─── Dataset content ───

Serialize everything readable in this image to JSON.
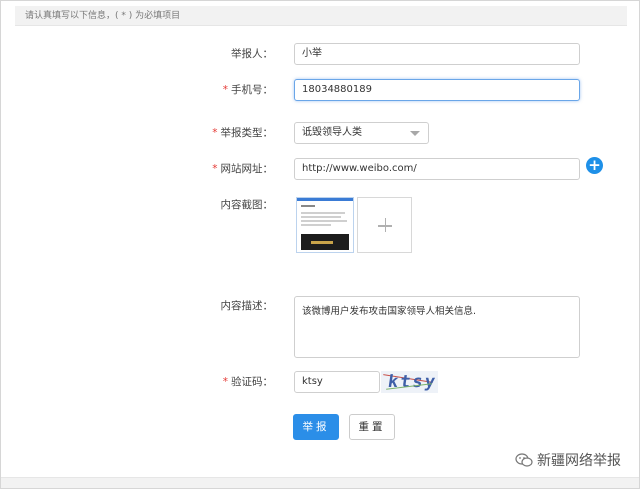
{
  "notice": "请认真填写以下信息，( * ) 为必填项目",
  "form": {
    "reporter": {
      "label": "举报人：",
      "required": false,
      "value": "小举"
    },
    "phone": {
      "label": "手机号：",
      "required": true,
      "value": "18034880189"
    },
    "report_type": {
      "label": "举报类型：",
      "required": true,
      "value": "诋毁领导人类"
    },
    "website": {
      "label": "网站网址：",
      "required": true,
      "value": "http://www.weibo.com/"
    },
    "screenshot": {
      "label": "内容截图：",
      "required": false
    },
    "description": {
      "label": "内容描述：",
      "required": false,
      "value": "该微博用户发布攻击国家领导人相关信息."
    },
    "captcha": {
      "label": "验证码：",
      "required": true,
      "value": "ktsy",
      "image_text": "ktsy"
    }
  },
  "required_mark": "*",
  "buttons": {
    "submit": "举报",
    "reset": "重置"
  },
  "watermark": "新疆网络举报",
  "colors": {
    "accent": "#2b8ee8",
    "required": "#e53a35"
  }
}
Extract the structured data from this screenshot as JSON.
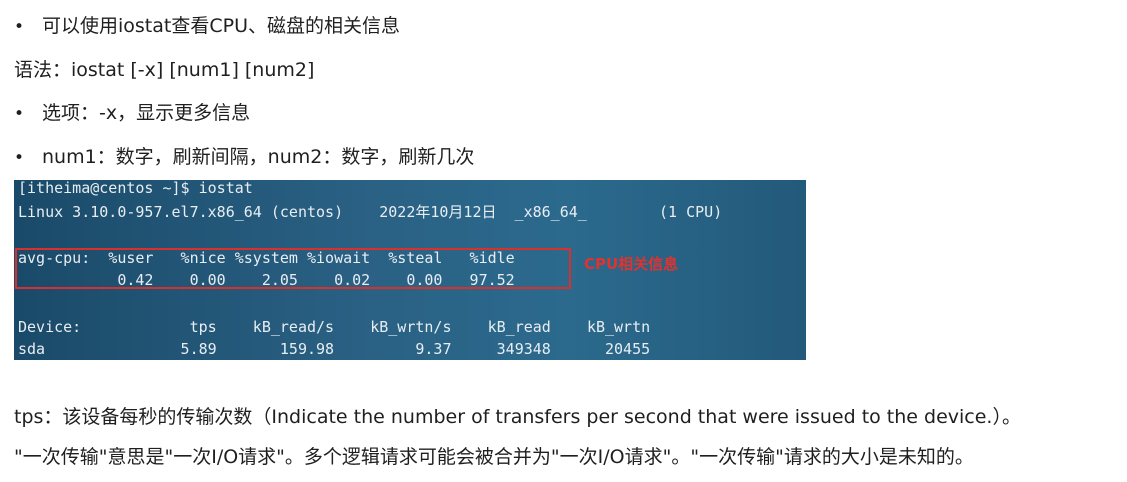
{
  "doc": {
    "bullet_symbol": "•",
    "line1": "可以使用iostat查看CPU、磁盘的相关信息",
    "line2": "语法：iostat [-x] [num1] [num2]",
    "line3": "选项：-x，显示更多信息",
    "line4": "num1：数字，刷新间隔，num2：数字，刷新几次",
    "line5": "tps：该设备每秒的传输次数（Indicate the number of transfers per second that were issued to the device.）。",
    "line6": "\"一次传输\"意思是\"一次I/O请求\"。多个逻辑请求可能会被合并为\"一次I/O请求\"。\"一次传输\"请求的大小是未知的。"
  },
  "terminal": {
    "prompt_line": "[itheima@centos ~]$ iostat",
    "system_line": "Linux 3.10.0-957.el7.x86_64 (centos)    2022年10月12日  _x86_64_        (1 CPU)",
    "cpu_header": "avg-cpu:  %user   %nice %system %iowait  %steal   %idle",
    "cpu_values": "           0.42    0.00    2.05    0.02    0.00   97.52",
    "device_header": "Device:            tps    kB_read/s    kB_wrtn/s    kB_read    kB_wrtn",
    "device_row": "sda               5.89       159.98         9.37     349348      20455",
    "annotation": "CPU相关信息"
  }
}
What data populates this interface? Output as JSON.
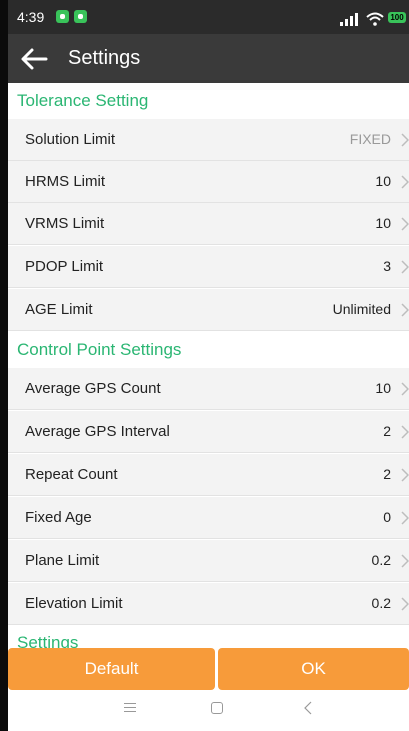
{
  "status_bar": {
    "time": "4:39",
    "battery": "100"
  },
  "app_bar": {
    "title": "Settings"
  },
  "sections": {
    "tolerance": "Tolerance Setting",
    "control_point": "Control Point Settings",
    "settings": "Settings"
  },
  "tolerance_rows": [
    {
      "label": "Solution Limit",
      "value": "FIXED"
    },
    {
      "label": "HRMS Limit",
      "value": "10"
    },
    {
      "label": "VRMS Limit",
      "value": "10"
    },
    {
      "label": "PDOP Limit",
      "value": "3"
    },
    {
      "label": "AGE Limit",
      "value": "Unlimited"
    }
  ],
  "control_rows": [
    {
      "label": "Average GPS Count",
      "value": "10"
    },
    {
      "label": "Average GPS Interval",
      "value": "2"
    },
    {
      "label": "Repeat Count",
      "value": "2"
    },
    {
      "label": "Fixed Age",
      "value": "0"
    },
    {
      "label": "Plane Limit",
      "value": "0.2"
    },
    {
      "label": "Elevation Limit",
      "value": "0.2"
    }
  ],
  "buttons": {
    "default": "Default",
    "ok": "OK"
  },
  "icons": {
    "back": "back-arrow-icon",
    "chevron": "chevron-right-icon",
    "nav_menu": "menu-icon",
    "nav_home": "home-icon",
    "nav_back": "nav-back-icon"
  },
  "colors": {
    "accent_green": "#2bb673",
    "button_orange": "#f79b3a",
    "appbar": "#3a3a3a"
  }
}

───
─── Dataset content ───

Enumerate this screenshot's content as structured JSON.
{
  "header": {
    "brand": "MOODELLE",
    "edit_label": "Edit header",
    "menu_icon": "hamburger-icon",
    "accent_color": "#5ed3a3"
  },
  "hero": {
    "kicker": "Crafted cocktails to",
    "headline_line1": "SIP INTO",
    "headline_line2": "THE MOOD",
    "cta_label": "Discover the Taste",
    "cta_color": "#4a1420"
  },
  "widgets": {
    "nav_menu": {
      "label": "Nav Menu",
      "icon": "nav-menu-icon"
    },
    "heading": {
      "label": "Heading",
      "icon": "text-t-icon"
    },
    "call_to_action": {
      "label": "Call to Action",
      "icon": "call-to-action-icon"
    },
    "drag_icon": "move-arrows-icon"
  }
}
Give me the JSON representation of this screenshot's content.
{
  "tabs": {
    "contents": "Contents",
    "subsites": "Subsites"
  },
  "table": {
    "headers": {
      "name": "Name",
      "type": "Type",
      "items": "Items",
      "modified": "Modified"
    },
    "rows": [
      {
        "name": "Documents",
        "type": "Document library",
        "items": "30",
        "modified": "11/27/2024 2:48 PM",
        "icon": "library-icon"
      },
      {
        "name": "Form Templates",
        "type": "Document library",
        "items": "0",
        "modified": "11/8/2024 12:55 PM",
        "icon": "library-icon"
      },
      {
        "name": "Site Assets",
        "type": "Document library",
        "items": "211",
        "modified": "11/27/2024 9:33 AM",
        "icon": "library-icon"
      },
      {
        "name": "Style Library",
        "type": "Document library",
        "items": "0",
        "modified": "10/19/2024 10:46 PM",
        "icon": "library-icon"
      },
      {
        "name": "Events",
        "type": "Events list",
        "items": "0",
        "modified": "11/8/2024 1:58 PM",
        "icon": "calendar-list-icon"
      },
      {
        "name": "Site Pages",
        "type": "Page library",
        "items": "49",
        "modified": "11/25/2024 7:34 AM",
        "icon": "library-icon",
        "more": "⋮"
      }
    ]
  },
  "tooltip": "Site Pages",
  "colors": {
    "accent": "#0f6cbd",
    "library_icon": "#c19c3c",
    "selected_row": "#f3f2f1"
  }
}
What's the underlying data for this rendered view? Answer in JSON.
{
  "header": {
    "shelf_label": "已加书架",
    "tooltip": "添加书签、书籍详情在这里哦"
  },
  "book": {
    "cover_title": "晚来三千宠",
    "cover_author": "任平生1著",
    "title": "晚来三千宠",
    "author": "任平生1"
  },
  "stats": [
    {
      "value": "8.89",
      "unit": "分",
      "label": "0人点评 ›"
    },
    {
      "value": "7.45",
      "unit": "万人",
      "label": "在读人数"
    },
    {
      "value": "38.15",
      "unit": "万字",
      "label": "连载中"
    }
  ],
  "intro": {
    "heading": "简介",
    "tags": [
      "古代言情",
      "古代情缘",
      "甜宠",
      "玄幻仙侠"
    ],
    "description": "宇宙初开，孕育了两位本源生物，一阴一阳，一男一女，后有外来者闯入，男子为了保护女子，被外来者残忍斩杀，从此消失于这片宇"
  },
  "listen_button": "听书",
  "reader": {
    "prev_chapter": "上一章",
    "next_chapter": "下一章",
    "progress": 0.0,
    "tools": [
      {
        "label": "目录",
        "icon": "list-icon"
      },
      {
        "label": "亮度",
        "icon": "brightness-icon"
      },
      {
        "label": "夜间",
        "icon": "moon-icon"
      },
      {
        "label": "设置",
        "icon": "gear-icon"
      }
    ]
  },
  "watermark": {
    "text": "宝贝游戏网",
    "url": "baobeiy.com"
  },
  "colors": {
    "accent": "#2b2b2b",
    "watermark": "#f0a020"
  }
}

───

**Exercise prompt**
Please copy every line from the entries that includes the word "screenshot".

**Result**
    "screenshot": {
Extract the structured data from this screenshot as JSON.
Enumerate this screenshot's content as structured JSON.
Give me the JSON representation of this screenshot's content.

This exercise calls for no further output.